    <div class="row">
      <div class="col-md-6">
        <hr>
        <h2>Add a Contact:</h2>
        <form id="new-contact">
          <div class="form-group">
            <label for="new-first-name">First Name</label>
            <input type="text"  class="form-control" id="new-first-name">
          </div>
          <div class="form-group">
            <label for="new-last-name">Last Name</label>
            <input type="text"  class="form-control" id="new-last-name">
          </div>
          <div class="form-group">
            <label for="new-phone-number">Phone Number</label>
            <input type="text"  class="form-control" id="new-phone-number">
          </div>
          <button type="submit" class="btn-primary">Add</button>
        </form>
        <hr>
        <h2>Contacts:</h2>
        <ul id="contacts">
        </ul>
      </div>
      <div class="col-md-6">
        <div id="show-contact">
          <p>First Name: <span class="first-name"></span></p>
          <p>Last Name: <span class="last-name"></span></p>
          <p>Phone Number: <span class="phone-number"></span></p>
          <div id="buttons">
          </div>
        </div>
      </div>
    </div>
  </div>
</body>
</html>

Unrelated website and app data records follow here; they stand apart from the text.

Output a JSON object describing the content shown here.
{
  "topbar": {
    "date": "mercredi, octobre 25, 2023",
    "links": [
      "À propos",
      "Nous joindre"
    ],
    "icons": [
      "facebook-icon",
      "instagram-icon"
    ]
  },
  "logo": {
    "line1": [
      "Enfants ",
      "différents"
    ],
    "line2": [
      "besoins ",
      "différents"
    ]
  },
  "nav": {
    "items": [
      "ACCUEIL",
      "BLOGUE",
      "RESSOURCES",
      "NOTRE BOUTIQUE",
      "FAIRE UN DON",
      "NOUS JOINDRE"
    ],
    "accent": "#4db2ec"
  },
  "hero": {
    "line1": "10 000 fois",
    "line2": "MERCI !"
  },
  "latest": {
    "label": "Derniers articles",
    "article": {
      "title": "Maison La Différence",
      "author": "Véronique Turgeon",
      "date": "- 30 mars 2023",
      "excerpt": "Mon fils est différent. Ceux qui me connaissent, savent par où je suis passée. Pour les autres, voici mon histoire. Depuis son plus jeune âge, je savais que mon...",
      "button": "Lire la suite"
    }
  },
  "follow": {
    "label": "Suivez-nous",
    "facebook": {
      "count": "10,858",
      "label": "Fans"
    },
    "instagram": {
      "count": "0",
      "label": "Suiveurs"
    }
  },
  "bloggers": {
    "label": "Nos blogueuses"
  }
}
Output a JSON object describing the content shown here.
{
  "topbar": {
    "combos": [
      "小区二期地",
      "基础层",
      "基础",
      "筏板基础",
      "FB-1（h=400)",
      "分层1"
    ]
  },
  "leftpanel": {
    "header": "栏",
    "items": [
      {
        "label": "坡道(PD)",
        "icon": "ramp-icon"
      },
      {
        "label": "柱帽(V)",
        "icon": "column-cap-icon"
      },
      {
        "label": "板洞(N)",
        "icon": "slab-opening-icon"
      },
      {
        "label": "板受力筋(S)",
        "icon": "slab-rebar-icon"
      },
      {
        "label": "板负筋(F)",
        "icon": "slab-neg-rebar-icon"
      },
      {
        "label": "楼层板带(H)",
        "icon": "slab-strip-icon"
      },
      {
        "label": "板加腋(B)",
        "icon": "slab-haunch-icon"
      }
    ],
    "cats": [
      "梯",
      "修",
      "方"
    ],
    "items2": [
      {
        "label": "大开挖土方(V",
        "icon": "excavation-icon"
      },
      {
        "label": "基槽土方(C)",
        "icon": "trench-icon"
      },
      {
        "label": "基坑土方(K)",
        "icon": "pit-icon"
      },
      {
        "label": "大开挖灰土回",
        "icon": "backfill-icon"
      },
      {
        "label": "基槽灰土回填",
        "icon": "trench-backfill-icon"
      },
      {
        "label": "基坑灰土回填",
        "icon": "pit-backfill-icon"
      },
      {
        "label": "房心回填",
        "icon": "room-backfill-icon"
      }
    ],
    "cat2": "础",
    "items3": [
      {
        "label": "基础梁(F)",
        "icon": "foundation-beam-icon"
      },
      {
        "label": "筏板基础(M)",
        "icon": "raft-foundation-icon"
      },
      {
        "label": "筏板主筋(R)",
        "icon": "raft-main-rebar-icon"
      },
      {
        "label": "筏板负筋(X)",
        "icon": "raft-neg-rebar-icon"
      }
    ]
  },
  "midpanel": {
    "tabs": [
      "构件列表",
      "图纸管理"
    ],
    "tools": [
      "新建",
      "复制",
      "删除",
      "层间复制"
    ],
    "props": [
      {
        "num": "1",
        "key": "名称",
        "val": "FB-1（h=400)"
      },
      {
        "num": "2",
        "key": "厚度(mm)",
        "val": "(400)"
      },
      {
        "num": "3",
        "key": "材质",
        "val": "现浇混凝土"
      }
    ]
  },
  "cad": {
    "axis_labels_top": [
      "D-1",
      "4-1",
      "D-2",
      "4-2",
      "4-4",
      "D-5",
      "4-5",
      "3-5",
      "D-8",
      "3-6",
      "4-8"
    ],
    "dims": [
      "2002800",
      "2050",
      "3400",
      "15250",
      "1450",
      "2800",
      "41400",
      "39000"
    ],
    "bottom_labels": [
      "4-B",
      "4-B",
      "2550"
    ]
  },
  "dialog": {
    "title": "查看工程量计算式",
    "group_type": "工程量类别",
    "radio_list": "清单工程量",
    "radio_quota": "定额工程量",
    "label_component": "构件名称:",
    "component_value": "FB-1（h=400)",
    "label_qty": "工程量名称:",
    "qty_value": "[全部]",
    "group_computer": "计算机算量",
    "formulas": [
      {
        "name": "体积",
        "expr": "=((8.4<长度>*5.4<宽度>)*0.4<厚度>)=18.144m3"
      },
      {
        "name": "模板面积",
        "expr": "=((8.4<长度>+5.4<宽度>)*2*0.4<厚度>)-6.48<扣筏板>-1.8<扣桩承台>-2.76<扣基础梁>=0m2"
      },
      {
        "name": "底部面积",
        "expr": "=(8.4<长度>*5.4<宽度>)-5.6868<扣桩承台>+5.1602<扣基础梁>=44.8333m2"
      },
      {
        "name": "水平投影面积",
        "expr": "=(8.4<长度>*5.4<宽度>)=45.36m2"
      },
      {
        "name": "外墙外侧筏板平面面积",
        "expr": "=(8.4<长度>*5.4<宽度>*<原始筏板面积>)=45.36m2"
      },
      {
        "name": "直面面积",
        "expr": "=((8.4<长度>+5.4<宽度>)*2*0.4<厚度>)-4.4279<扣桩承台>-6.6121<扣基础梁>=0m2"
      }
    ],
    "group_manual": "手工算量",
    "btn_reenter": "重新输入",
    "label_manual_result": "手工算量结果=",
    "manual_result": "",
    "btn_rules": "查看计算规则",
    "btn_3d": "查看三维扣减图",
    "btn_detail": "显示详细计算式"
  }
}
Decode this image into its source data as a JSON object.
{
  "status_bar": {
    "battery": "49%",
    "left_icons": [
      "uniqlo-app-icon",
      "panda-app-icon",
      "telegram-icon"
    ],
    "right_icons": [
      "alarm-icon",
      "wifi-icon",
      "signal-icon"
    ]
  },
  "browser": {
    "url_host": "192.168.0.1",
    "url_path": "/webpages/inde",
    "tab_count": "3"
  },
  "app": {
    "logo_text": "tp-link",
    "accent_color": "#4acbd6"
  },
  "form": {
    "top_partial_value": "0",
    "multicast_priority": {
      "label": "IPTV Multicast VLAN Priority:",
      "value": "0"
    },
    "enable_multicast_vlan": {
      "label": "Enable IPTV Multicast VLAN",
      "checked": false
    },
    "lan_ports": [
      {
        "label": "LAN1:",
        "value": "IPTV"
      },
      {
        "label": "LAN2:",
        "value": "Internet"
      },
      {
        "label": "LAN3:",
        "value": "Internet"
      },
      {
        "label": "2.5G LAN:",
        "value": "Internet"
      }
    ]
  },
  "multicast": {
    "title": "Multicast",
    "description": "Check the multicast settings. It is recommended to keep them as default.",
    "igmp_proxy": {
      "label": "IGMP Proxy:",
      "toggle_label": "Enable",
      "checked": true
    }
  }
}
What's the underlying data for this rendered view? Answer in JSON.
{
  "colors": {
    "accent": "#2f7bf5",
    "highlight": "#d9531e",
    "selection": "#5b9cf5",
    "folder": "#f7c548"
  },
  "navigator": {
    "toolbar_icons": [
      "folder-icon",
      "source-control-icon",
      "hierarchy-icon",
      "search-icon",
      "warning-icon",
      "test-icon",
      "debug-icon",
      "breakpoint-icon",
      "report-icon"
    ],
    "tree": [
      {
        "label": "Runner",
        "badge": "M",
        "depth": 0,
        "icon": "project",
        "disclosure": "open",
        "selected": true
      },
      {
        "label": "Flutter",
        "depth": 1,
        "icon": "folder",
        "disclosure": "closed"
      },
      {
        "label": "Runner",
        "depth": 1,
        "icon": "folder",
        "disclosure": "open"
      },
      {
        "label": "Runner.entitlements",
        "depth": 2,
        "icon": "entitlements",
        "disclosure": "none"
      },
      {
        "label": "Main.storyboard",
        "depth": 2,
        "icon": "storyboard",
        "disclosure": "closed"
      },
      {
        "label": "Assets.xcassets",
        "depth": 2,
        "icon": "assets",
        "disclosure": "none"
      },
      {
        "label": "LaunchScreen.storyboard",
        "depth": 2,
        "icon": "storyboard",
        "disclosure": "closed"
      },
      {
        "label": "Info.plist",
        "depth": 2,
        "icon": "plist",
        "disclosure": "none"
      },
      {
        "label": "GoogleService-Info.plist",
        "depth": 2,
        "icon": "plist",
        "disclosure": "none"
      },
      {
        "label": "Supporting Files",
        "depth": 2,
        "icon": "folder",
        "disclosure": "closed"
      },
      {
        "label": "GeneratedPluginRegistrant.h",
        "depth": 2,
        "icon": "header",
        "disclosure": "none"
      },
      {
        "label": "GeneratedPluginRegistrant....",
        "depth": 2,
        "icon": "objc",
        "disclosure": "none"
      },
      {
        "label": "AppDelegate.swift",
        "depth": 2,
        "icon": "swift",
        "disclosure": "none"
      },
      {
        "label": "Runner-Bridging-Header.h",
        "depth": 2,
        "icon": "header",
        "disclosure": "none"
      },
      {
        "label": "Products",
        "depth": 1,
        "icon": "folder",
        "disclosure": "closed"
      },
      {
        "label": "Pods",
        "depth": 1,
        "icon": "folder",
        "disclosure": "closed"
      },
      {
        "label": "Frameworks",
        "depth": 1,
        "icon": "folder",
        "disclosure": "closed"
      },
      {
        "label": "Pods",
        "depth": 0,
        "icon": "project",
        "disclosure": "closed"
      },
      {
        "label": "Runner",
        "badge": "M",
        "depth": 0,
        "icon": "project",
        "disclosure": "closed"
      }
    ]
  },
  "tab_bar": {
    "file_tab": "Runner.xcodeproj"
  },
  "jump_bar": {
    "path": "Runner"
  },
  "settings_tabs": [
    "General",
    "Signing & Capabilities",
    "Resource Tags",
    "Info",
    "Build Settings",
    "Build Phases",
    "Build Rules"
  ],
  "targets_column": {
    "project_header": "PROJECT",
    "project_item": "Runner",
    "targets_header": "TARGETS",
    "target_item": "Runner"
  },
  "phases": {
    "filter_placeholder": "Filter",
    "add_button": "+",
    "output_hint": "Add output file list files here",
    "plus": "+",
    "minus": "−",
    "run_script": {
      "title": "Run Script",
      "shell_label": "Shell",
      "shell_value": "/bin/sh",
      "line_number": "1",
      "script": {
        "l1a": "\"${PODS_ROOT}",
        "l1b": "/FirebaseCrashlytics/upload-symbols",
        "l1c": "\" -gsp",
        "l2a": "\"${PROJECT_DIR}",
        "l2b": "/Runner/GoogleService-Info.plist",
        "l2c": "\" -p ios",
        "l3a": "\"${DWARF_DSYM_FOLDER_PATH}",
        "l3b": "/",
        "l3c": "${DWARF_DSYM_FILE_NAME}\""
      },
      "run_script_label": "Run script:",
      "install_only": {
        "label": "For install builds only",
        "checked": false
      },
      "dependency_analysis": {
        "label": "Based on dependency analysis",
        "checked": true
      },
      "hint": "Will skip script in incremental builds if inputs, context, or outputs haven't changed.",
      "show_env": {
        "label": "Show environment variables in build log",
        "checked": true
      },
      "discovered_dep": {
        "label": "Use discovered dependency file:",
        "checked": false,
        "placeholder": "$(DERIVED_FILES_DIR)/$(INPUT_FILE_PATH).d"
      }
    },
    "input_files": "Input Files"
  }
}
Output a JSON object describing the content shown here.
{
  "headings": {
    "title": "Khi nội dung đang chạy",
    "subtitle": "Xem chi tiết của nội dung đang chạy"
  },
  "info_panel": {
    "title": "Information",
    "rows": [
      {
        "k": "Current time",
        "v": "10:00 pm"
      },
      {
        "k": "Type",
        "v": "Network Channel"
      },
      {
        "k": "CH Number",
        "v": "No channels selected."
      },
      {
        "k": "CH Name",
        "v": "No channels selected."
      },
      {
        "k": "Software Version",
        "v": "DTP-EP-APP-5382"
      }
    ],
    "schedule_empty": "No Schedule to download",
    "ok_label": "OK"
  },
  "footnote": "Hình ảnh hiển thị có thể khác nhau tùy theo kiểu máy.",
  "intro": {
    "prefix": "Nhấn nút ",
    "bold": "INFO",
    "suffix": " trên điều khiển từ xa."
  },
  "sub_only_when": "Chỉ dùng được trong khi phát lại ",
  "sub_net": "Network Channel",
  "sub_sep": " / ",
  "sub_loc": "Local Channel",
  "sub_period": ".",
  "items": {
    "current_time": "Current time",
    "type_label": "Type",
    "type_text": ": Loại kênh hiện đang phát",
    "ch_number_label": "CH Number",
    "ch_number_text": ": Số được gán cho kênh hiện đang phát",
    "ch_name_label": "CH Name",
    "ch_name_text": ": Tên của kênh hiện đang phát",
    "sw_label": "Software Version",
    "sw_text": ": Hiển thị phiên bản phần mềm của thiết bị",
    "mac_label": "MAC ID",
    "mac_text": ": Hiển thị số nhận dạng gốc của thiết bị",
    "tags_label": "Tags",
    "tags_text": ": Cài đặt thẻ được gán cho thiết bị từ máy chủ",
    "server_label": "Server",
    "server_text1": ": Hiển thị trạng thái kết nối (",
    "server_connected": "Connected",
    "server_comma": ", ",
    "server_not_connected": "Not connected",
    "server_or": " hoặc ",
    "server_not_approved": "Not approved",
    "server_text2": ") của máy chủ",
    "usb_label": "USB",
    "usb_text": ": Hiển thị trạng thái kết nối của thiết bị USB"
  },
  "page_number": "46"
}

Our page will look a little nicer!

Empty Form Fields

Let's also make sure to empty out our form fields after submission:

scripts.js
...
$(document).ready(function() {
  attachContactListeners();
  $("form#new-contact").submit(function(event) {
    event.preventDefault();
    const inputtedFirstName = $("input#new-first-name").val();
    const inputtedLastName = $("input#new-last-name").val();
    const inputtedPhoneNumber = $("input#new-phone-number").val();

    // The next three lines are new:
    $("input#new-first-name").val("");
    $("input#new-last-name").val("");
    $("input#new-phone-number").val("");

    let newContact = new Contact(inputtedFirstName, inputtedLastName, inputtedPhoneNumber);
    addressBook.addContact(newContact);
    displayContactDetails(addressBook);
  });
});

If you want to see all the updated code, check the branch in the repository below.


Example GitHub Repo for the Address Book

Examples


Create a UI function to show a contact in the DOM:

function showContact(id) {
  const contact = addressBook.findContact(id);
  $("#show-contact").show();
  $(".first-name").html(contact.firstName);
  $(".last-name").html(contact.lastName);
  $(".address").html(contact.phoneNumber);
  let buttons = $("#buttons");
  buttons.empty();
  buttons.append("<button class='deleteButton' id=" +  + contact.id + ">Delete</button>");
}

Example GitHub Repo for the Address Book

Lesson 20 of 32
Last updated April 6, 2021